◆ TASK PROMPT
All lines from the entries below that contain the string "arrow" should be copied out.
________________________________________
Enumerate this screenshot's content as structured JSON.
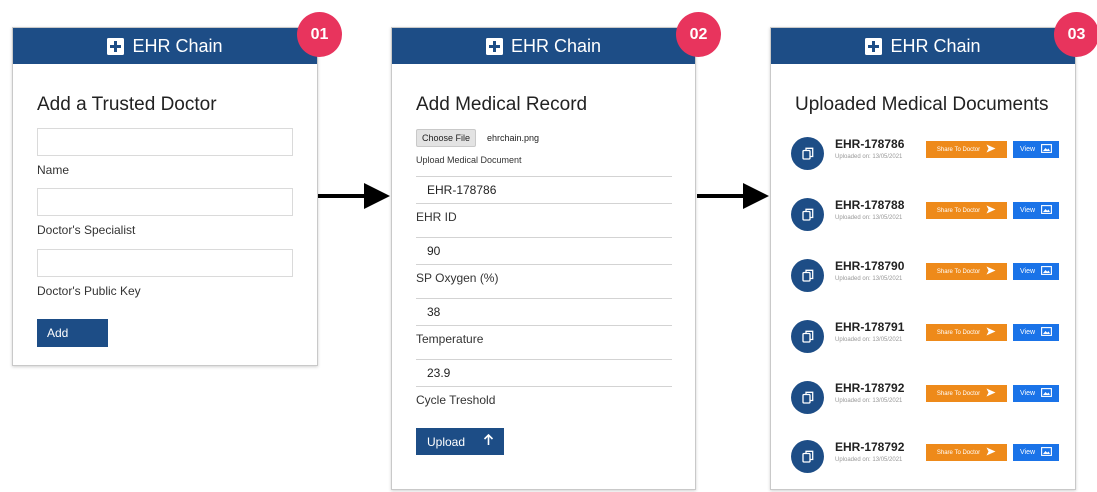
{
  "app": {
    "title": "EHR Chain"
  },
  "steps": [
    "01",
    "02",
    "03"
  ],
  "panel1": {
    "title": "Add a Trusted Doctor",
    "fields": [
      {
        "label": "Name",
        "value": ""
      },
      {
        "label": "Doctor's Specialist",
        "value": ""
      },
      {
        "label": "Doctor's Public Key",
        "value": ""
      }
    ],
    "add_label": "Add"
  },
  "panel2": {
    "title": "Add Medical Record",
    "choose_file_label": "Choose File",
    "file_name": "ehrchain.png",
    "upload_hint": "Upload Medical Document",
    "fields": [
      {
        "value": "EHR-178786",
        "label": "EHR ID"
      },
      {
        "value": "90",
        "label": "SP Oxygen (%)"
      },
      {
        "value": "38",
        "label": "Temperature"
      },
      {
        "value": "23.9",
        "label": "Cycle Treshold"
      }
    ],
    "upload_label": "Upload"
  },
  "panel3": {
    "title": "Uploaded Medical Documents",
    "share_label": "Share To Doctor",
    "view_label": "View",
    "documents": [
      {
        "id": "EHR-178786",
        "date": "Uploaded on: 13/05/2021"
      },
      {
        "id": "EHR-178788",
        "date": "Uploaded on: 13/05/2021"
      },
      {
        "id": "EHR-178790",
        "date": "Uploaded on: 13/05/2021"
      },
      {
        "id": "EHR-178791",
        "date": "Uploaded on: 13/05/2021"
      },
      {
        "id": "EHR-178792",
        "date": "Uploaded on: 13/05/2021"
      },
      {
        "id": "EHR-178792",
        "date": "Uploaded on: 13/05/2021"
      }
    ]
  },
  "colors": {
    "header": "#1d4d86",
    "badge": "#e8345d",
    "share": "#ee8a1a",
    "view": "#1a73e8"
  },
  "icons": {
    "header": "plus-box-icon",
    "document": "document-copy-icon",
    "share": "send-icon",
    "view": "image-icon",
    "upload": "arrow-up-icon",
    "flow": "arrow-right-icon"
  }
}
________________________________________
◆ EXPECTED ANSWER
    "upload": "arrow-up-icon",
    "flow": "arrow-right-icon"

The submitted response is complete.